NEW YORK, NEW YORK, US – The United Nations and the Russian government are engaging in discussions aimed at increasing grain and fertilizer exports from Russia to the global market to address the growing global food crisis, Reuters reported on June 1.

Senior UN official Rebecca Grynspan and Russian Deputy Prime Minister Andrei Belousov recently had “constructive discussions” on the issue, UN spokesman Stephane Dujarric told Reuters.

Russia is facing draconian economic sanctions from the NATO Alliance as a response to its invasion of Ukraine on Feb. 24, which has prevented Ukraine, one of the world’s top grain exporters, from moving agricultural commodities from its ports. While the economic sanctions do not specifically target Russian grains and fertilizer, shipping and insurance companies are reticent about being involved in shipments while sanctions are imposed, Linda Thomas-Greenfield, US ambassador to the UN, told Reuters.

She said the United States is prepared to give “comfort letters” to these companies to help facilitate the exports of Russian grain and fertilizer.

Russian President Vladimir Putin has asked that the economic sanctions be lifted against his country so that Russia, the world’s largest wheat exporter, can increase its agricultural shipments.

Russia also has been in discussions about rescinding its blockade of Ukrainian ports to allow the estimated 20 million tonnes of grain stored in those ports to reach the global market. Leading these negotiations is Turkish President Tayyip Erdogan, who is one of the few world leaders to maintain good relations with both Ukraine and Russia during the conflict.

Russia and Ukraine account for about 30% of global wheat supplies. Ukraine is the largest exporter of sunflower oil and Russia is the largest supplier of fertilizer.

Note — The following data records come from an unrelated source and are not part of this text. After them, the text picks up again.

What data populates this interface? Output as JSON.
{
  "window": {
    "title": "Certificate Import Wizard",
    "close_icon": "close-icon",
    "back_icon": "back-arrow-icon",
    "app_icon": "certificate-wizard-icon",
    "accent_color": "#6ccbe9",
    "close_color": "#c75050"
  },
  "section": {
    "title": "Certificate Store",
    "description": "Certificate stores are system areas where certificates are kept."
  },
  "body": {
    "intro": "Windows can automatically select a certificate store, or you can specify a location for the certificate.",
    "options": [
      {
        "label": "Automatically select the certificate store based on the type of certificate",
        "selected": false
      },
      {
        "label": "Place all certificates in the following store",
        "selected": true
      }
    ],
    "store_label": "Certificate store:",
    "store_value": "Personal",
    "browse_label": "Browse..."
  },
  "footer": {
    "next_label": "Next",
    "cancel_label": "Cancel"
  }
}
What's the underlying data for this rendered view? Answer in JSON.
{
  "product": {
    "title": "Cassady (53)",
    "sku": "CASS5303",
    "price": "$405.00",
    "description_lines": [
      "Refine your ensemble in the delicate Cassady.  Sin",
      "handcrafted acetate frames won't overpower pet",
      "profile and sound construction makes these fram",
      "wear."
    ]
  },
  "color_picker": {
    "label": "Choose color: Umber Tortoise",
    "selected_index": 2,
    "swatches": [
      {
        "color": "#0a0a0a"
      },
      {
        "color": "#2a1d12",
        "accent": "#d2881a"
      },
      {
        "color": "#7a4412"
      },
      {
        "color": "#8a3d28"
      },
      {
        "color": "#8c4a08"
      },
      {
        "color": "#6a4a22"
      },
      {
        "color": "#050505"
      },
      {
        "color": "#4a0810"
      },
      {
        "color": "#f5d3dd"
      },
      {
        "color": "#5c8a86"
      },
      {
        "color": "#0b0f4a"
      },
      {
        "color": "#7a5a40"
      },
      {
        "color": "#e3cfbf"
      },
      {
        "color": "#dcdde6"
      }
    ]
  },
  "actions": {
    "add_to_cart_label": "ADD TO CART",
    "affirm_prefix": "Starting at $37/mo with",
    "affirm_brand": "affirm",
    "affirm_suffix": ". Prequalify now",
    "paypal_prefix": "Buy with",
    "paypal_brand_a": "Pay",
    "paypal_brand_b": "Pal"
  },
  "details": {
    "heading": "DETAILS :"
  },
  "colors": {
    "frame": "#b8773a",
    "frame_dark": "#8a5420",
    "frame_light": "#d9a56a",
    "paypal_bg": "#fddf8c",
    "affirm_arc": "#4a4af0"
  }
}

The prices of those three agricultural commodities have soared to record highs during the conflict, causing global food insecurity, which already had increased significantly due to the COVID-19 pandemic, to worsen, particularly in developing countries that are dependent on food imports.